*Work request:* Exactly reproduce each record listed below.
[Opening Task inputs section]
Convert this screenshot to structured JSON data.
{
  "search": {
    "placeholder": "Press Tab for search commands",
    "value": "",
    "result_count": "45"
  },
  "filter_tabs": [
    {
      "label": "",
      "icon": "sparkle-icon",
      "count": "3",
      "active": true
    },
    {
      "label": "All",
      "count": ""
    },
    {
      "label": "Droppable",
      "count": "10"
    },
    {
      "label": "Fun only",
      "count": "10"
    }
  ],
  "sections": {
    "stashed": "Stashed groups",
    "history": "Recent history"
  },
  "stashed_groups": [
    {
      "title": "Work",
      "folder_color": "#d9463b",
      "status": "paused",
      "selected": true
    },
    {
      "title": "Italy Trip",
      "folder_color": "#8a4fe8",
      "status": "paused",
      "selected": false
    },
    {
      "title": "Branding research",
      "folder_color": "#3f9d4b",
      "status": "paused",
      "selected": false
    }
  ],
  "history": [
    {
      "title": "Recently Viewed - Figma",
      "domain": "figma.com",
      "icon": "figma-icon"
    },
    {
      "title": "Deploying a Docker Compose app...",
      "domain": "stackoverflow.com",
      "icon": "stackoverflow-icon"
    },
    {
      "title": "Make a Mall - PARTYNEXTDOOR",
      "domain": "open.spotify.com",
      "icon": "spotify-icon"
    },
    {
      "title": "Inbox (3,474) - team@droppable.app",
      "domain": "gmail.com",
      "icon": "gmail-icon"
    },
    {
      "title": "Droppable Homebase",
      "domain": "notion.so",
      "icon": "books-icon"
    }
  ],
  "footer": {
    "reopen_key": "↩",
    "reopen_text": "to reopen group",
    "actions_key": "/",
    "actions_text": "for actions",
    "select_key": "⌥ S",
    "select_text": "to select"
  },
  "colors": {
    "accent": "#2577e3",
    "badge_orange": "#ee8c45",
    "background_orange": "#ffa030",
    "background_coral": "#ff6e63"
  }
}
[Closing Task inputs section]
*Finished exercise:*
Convert this screenshot to structured JSON data.
{
  "search": {
    "placeholder": "Press Tab for search commands",
    "value": "",
    "result_count": "45"
  },
  "filter_tabs": [
    {
      "label": "",
      "icon": "sparkle-icon",
      "count": "3",
      "active": true
    },
    {
      "label": "All",
      "count": ""
    },
    {
      "label": "Droppable",
      "count": "10"
    },
    {
      "label": "Fun only",
      "count": "10"
    }
  ],
  "sections": {
    "stashed": "Stashed groups",
    "history": "Recent history"
  },
  "stashed_groups": [
    {
      "title": "Work",
      "folder_color": "#d9463b",
      "status": "paused",
      "selected": true
    },
    {
      "title": "Italy Trip",
      "folder_color": "#8a4fe8",
      "status": "paused",
      "selected": false
    },
    {
      "title": "Branding research",
      "folder_color": "#3f9d4b",
      "status": "paused",
      "selected": false
    }
  ],
  "history": [
    {
      "title": "Recently Viewed - Figma",
      "domain": "figma.com",
      "icon": "figma-icon"
    },
    {
      "title": "Deploying a Docker Compose app...",
      "domain": "stackoverflow.com",
      "icon": "stackoverflow-icon"
    },
    {
      "title": "Make a Mall - PARTYNEXTDOOR",
      "domain": "open.spotify.com",
      "icon": "spotify-icon"
    },
    {
      "title": "Inbox (3,474) - team@droppable.app",
      "domain": "gmail.com",
      "icon": "gmail-icon"
    },
    {
      "title": "Droppable Homebase",
      "domain": "notion.so",
      "icon": "books-icon"
    }
  ],
  "footer": {
    "reopen_key": "↩",
    "reopen_text": "to reopen group",
    "actions_key": "/",
    "actions_text": "for actions",
    "select_key": "⌥ S",
    "select_text": "to select"
  },
  "colors": {
    "accent": "#2577e3",
    "badge_orange": "#ee8c45",
    "background_orange": "#ffa030",
    "background_coral": "#ff6e63"
  }
}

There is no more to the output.